Give them choices
Most of us give kids choices here and there throughout the day. However, when it comes to avoiding power struggles, proactively giving kids LOTS of choices is one of the most effective tools a caregiver has. Most of the time, we don’t even realize how many choices are available to offer throughout the day because we’re on auto-pilot. When we slow down and become more intentional, we’ll find opportunities everywhere (which can be harder than it sounds when you’re trying to manage multiple kids or stay on a schedule). For younger kids, you can use simple “choice 1 or choice 2” questions around what clothes to wear, what kind of cheese to have, or what toys to take outside. For older kids, you can use open choices around things they care about but aren’t too attached to, like weekly meal planning, what activities to do over the weekend, or what movie to watch for movie night. The more kids are able to make choices and have control throughout their everyday lives, the less their need for power will bubble over into battles with you.

Give them a voice in group decisions
Kids not only need to feel powerful independently, they need to feel powerful in groups. When that doesn’t happen in healthy ways, we see kids try to force it in unhealthy, ineffective ways. You can define group in any way you want. It could be just you and the child deciding things together, or it could be a larger group of kids deciding things on their own with you facilitating. As a group, you can make simple choices like what art project to do for the day to more complex choices like what are the rules for resolving conflicts between kids. Allowing children to have a voice in things that directly impact them helps them learn to work well with others and also helps them develop confidence, competence and self-worth.

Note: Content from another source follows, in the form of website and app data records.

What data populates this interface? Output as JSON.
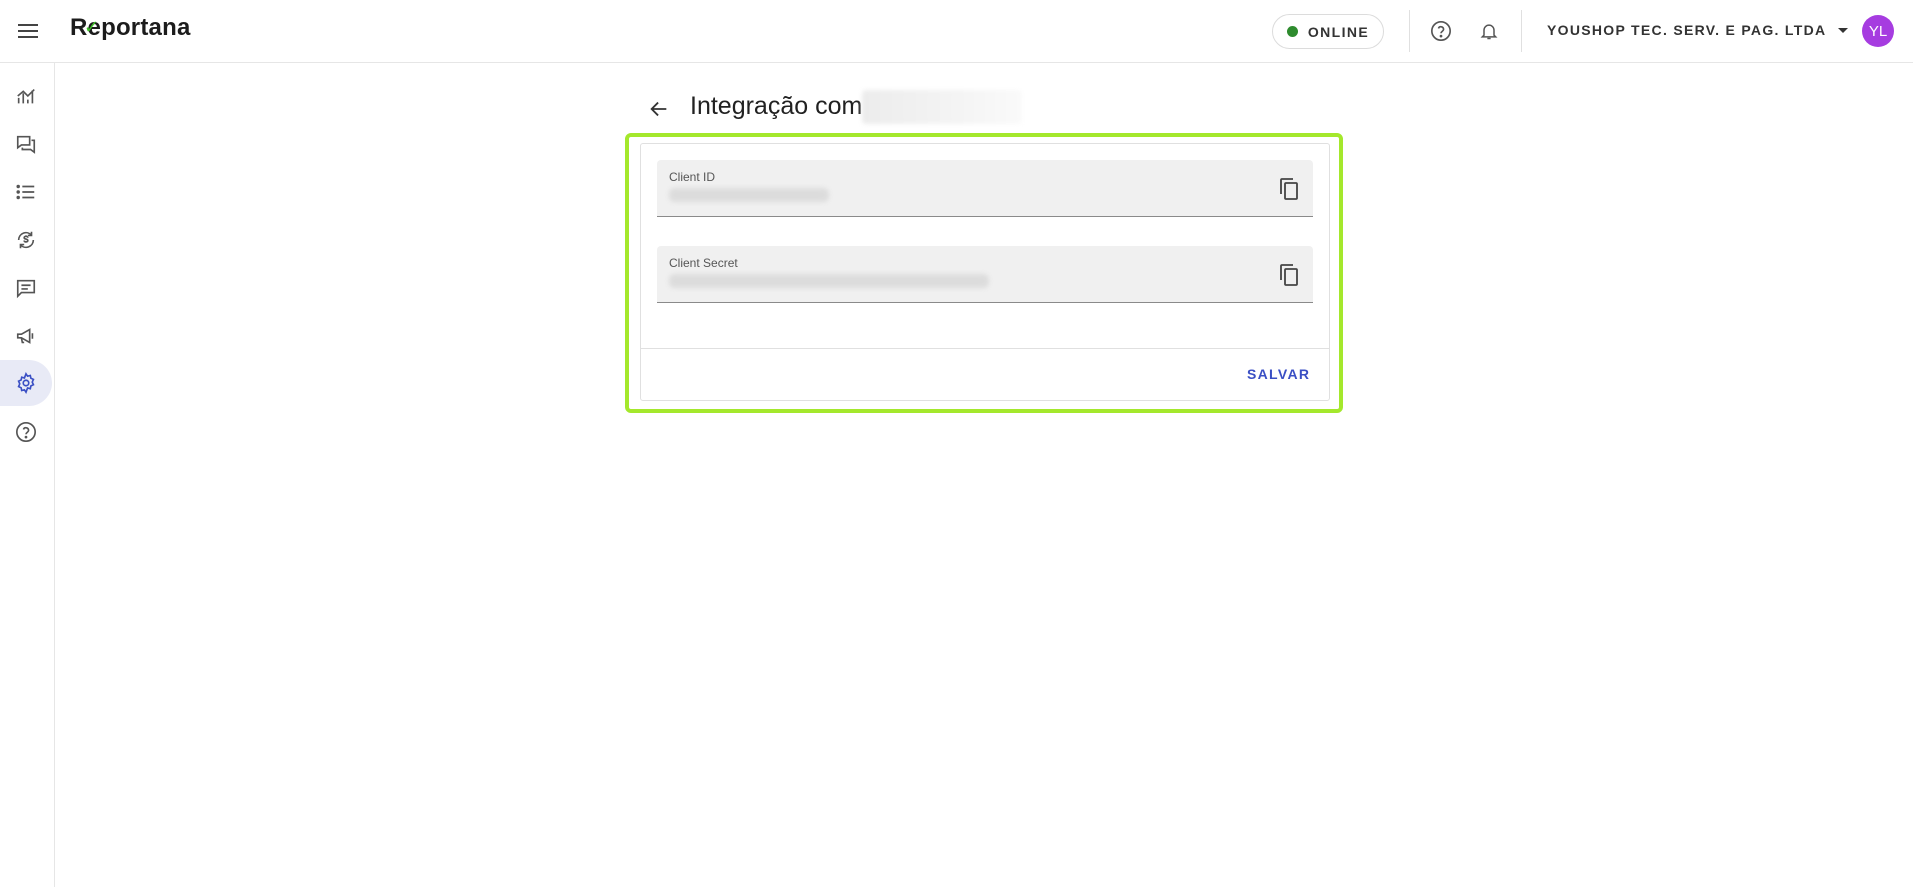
{
  "header": {
    "logo_text": "Reportana",
    "status_label": "ONLINE",
    "status_color": "#2e8b2e",
    "company_name": "YOUSHOP TEC. SERV. E PAG. LTDA",
    "avatar_initials": "YL",
    "avatar_color": "#a63ce0",
    "icons": [
      "menu-icon",
      "help-icon",
      "bell-icon",
      "caret-down-icon"
    ]
  },
  "sidebar": {
    "items": [
      {
        "icon": "analytics-icon"
      },
      {
        "icon": "chat-icon"
      },
      {
        "icon": "list-icon"
      },
      {
        "icon": "currency-sync-icon"
      },
      {
        "icon": "message-icon"
      },
      {
        "icon": "campaign-icon"
      },
      {
        "icon": "settings-icon",
        "active": true
      },
      {
        "icon": "help-icon"
      }
    ]
  },
  "main": {
    "title": "Integração com",
    "highlight_color": "#a4e82c",
    "fields": [
      {
        "label": "Client ID",
        "value": ""
      },
      {
        "label": "Client Secret",
        "value": ""
      }
    ],
    "save_label": "SALVAR"
  }
}
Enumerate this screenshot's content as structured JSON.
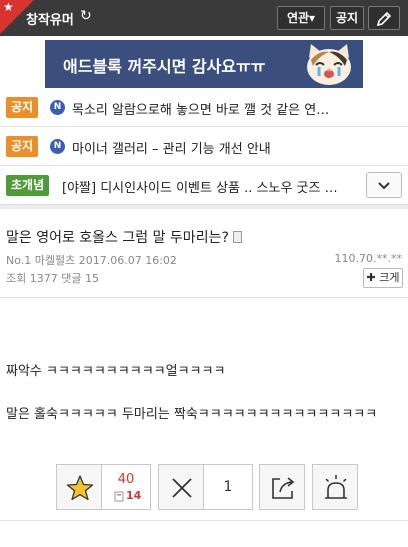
{
  "header": {
    "gallery_title": "창작유머",
    "related_label": "연관▾",
    "notice_label": "공지",
    "star_icon": "star-icon",
    "refresh_icon": "refresh-icon",
    "write_icon": "pencil-icon"
  },
  "ad": {
    "text": "애드블록 꺼주시면 감사요ㅠㅠ"
  },
  "notices": [
    {
      "badge": "공지",
      "new": "N",
      "text": "목소리 알람으로해 놓으면 바로 깰 것 같은 연…"
    },
    {
      "badge": "공지",
      "new": "N",
      "text": "마이너 갤러리 – 관리 기능 개선 안내"
    },
    {
      "badge": "초개념",
      "text": "[야짤] 디시인사이드 이벤트 상품 .. 스노우 굿즈 …"
    }
  ],
  "post": {
    "title": "말은 영어로 호올스 그럼 말 두마리는?",
    "meta1": "No.1 마켈펄츠 2017.06.07 16:02",
    "ip": "110.70.**.**",
    "meta2": "조회 1377 댓글 15",
    "enlarge_label": "✚ 크게",
    "body": [
      "짜악수 ㅋㅋㅋㅋㅋㅋㅋㅋㅋㅋ얼ㅋㅋㅋㅋ",
      "말은 홀숙ㅋㅋㅋㅋㅋ 두마리는 짝숙ㅋㅋㅋㅋㅋㅋㅋㅋㅋㅋㅋㅋㅋㅋㅋ"
    ]
  },
  "votes": {
    "up": "40",
    "fix": "14",
    "down": "1"
  },
  "colors": {
    "header_bg": "#3a3a3a",
    "accent_red": "#d9332f",
    "notice_orange": "#e8912a",
    "concept_green": "#4f9a39",
    "ad_bg": "#3a4f7e"
  }
}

Give them space to try
So often, kids are capable of so much more than we allow them to do. A lot of the time, it’s easier, faster and less scary if we do things for them; however, that limits their ability to test out their independence muscles. Kids need to repeatedly take an action before they can conquer it and move on to the next step. This process of trial and error is the way we all learn. You can give your child opportunities to be more independent by asking them to help you do something you’d normally do yourself, like set the table, feed the dog, or help a younger child with homework. Expand their current level of independence by allowing them to play in a space away from you, finish a project without a critique from you, or handle a problem on their own. Kids that are given safe, age-appropriate ways to grow their independence have fewer bouts of rebellion around this developmental need.

Throughout childhood, kids are learning to assert their independence. We can help our kids navigate these stages, from the toddler screaming “NO” to the teenager slamming the door to their room, by giving them lots of safe opportunities to develop and strengthen their independence muscles.